While UConn looks to stop a prolific Navy offense, the Huskies look to get their own offense back on track after scoring just six points against Missouri’s top-ranked defense. Quarterback Bryant Shirreffs has continued to prove himself as an effective passer, completing 67.6 percent of his passes and averaging 209 passing yards per game.
However, the running game has struggled all season, as multiple backs have combined to average just 2.8 yards per carry. Running back Ron Johnson scored UConn’s only points of the game against Missouri on a 6-yard rush, but the Huskies may be hard pressed to get the running game going against Navy, who has yet to give up a rushing touchdown this season.
The Huskies will also need to clean up their play on special teams. Kicker Bobby Puyol has had a PAT attempt blocked in each of the first three games, and the team committed two kick catching interference penalties while punting for a total of 30 yards. Punter Justin Wain’s first punt against the Tigers was blocked in the end zone for a safety.
“You play a game like that in SEC country on the road, and you have special teams blunders, you can’t do that,” Diaco said. “I was surprised by it, I didn’t think that it would be an issue, and clearly it was.”

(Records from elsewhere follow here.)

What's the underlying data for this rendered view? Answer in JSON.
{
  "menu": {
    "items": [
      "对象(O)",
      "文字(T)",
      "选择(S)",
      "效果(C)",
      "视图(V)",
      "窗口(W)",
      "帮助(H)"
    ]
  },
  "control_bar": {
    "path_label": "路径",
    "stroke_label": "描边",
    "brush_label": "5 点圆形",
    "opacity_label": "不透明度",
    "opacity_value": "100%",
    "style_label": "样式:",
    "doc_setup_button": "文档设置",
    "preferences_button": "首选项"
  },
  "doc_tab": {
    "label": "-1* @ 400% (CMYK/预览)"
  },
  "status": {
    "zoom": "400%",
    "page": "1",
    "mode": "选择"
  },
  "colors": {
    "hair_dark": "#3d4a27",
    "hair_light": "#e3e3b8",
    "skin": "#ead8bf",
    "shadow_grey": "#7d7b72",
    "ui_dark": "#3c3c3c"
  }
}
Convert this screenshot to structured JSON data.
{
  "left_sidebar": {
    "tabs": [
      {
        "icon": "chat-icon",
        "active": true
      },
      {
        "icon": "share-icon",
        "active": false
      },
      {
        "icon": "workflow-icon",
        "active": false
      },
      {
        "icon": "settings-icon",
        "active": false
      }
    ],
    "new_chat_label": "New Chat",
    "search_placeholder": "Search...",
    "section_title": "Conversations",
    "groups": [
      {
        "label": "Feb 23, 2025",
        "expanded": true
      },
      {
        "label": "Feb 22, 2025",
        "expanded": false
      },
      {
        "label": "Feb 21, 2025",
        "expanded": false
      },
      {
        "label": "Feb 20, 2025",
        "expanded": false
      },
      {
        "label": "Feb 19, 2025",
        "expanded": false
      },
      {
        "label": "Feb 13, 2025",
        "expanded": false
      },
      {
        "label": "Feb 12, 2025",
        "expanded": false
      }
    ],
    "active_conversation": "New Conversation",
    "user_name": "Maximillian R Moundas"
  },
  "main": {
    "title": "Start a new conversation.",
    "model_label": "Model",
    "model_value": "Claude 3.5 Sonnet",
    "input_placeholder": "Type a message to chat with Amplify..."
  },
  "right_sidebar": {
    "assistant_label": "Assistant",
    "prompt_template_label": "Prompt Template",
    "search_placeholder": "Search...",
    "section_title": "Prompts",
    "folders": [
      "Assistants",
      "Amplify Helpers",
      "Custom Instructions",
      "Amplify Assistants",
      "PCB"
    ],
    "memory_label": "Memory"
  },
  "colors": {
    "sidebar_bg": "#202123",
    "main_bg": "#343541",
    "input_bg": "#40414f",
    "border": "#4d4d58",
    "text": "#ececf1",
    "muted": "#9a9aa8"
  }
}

Navy owns the overall series lead 6-1, and has never lost to the Huskies in the state of Connecticut. The Huskies have not beaten Navy since taking down the Midshipmen 38-0 in Annapolis, Maryland in 2002.